“Hikikomori University”, just as the name suggests, are group sessions started by hikikomori (shut-ins) – extreme introverts who prefer to live alone and away from the society and other people for long periods of time – as a way to interact and share their issues and difficulties with other people are experiencing the same thing. Hikikomori teachers conducted the sessions to fellow hikikomori students in the said “university”.
While there is no regular schedule for the sessions yet, sessions have already been held in Tokyo and Fukuoka and support for the hikikomori university from all over the country is growing. The gatherings aim to inform the public not just on the hardships these people go through, but also for them to see things from the perspective of the hikikomori themselves. While the initial meetings were meant to be a counseling session – where one can share his problems and difficulties – they decided to introduce the idea of learning in the sessions and were successful in coming up with ideas and ways of thinking that are beneficial to the hikikomori.
The “tuition fee’’ for these sessions vary and depends on the financial capability of the students and their satisfaction with the sessions with the amount just being enough to cover the transportation expenses of the teachers. Class suspensions were also inevitable as some of the shut-ins suffer from depression and would be unable to teach or attend the sessions. Various departments have already been established with one faculty meant to “those who want to become positive toward continued living” while there is another one for “everybody’s different, everybody’s valuable”.
The group’s latest meeting in September were attended by 20 participants and a proposal for a sustainable “hikikomori community” was discussed. The idea is to have a community for themselves in underpopulated areas and find opportunities for working at home through the Internet.
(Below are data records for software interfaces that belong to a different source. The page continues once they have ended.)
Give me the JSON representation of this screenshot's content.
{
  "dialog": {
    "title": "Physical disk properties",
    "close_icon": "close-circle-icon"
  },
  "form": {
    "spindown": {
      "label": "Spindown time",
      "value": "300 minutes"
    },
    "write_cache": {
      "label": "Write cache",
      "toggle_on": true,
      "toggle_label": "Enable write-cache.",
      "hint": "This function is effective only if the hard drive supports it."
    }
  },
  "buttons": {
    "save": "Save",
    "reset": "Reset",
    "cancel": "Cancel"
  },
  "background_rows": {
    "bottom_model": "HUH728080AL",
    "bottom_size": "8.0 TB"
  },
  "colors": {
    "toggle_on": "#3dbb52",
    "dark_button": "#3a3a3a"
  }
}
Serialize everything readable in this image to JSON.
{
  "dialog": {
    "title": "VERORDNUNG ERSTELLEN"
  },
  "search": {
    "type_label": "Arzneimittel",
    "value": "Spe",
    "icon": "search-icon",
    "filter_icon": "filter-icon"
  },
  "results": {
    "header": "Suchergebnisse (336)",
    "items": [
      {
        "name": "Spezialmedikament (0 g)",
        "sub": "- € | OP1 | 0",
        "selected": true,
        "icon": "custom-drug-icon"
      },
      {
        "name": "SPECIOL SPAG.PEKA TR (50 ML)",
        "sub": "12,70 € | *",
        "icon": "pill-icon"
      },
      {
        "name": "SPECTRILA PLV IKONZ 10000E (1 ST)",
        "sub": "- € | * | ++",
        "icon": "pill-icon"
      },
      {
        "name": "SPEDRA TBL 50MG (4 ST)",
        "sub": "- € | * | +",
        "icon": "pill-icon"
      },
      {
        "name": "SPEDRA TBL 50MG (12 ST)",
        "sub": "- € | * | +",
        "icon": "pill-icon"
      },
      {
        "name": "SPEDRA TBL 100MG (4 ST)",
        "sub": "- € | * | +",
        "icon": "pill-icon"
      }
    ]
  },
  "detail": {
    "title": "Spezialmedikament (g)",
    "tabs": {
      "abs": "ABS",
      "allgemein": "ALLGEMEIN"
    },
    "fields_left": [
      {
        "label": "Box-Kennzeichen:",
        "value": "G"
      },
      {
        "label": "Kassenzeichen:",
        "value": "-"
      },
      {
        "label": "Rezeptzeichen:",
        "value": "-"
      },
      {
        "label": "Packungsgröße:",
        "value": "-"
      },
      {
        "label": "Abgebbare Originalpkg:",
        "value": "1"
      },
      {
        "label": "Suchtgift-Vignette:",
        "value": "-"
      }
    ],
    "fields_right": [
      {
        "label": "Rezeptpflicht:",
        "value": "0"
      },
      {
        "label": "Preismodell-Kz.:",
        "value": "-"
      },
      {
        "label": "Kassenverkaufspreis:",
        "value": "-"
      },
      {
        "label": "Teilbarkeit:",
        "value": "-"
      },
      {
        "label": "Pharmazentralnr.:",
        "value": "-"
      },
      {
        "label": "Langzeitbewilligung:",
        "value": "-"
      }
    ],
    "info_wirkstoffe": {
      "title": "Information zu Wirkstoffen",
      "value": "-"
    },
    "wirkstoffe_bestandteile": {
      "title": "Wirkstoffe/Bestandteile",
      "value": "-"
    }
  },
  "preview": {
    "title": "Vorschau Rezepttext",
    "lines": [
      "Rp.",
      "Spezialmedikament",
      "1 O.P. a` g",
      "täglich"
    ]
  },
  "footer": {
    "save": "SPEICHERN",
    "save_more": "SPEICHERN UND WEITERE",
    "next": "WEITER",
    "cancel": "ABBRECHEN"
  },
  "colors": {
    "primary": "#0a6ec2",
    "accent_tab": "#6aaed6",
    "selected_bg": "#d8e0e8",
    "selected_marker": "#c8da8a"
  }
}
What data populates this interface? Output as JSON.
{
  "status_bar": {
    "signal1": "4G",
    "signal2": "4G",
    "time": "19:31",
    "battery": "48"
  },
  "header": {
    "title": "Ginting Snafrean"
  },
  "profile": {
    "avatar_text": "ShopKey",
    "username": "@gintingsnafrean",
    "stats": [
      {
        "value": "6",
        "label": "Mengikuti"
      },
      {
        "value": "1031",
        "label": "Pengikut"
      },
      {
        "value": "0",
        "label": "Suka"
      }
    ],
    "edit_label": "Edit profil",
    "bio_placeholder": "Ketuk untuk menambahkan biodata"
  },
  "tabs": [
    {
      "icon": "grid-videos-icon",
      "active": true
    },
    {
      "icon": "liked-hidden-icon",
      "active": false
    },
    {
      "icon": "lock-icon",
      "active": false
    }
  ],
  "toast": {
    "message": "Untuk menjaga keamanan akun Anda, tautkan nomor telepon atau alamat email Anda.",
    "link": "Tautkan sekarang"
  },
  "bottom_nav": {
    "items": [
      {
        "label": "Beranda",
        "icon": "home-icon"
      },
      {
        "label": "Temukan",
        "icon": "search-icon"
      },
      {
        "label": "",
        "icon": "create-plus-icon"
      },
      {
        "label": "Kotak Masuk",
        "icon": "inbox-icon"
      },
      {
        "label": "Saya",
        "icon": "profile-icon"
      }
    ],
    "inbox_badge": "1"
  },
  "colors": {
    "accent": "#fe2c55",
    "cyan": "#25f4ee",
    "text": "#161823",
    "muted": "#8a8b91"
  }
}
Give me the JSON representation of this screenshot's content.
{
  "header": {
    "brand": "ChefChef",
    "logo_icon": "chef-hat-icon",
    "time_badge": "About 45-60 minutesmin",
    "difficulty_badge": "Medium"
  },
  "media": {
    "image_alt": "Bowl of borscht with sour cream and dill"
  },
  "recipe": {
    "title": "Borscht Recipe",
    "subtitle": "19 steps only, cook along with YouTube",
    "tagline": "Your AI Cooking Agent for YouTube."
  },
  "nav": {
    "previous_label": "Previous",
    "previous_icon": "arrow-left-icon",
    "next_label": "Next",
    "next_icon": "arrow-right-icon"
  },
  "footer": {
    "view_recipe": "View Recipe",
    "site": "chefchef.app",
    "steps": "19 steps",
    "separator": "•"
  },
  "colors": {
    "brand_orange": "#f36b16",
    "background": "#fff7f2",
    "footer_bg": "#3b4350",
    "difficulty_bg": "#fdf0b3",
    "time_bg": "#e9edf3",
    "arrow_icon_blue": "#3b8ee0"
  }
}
Currently, the organizers have already received 80 emails expressing their support and desire to join the next session.
[via Japan Times]